Molds thrives in humid and wet conditions, and that means that leaks in pipes or roofs, condensation, flooding, wet clothes, and damp basements all pose a risk. It is easy for a mold infestation to take hold in one unit when someone persistently air dries their laundry or has low hygiene standards — and when it does, mold spores will easily be able to spread to other apartments through the HVAC system. Unless immediate action is taken, the whole building could soon have a mold problem.
What Are the Possible Health Consequences of Indoor Air Pollution?
Each specific pollutant is associated with its own set of health risk. The cumulative effects of poor indoor air quality have also been established, however. In the short-term, poor indoor air quality may result in frustrating symptoms like:
People who have these symptoms when they spend a lot of time at home, but find that they subside when they leave their apartment, may be suffering from sick building syndrome. Used to describe a situation in which it is clear that something within a building is making its occupants sick, no single cause has been identified. Sick building syndrome appears to be related to the presence of mold, hazardous construction materials, Volatile Organic Compounds, and poor air circulation.
Long-term exposure to indoor air pollution has more severe risks. Being around dust mites or mold for prolonged periods of time may cause you to develop an allergy, but your risk of developing heart disease, lung conditions, and even cancer have all been linked to indoor air pollution, including exposure to mold spores, as well. The importance of improving indoor air quality can, as such, not be overstated.
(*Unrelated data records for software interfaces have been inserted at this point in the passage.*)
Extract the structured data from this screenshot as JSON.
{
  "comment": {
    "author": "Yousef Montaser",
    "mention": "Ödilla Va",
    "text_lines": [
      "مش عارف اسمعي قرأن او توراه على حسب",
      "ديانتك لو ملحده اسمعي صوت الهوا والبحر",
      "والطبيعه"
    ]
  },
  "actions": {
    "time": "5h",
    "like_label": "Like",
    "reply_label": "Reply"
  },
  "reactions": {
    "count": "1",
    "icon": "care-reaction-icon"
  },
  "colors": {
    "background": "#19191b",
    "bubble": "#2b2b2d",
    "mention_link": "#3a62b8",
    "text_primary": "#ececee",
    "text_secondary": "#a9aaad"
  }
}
What Factors Should You Consider When You Look for a New Apartment?
Are you thinking about moving, and actively looking for a new apartment? Great news! Apartment hunting offers the perfect opportunity to reduce your exposure to indoor air pollutants when you are at home. It would be optimal for your new apartment to feature:
What Can You Do to Improve the Indoor Air Quality in Your Apartment?
People who live in an apartment can, thankfully, take numerous proactive steps to boost the quality of the air they inhale when they are at home. Some of the things you can do to improve your indoor air are both free and easy, while others require you to make some investments.
How many of these common-sense measures do you already take? If you’ve missed any, you will immediately boost the air quality inside your apartment by:
If you are willing to invest in cleaner air, you may also consider:
People who are renting apartments should additionally consider addressing any concerns they have about systemic threats to the air quality with their landlords.
What Should You Do If You Believe Your Apartment Building Has a Mold Infestation?
Severe mold infestations are often immediately visible — often within damp and humid spaces such as your bathroom or kitchen walls, around your washing machine, or in the case of condensation, around window frames. You will not always be able to identify a mold problem so readily, however, and other signs that mold is present in your building include:
Tenants who know that they have mold in their apartment buildings should immediately notify their building management team. Failing to do this may cause you to be held liable for damage to your own unit as well as, potentially, other units. You, additionally, risk not just your health but the health of your neighbor neighbors by ignoring the problem.
If, on the other hand, building management is ignoring your concerns, you may opt to have a professional mold inspection carried out. MI&T can help you with that. As an independent and nationwide mold inspection only company, we carry out a thorough visual mold inspection. We then take air samples, which are subsequently lab tested. With MI&T’s full mold inspection report in hand, you will be able to show your building management team precisely what is going on in your unit, allowing you to ask them to take concrete mold remediation steps.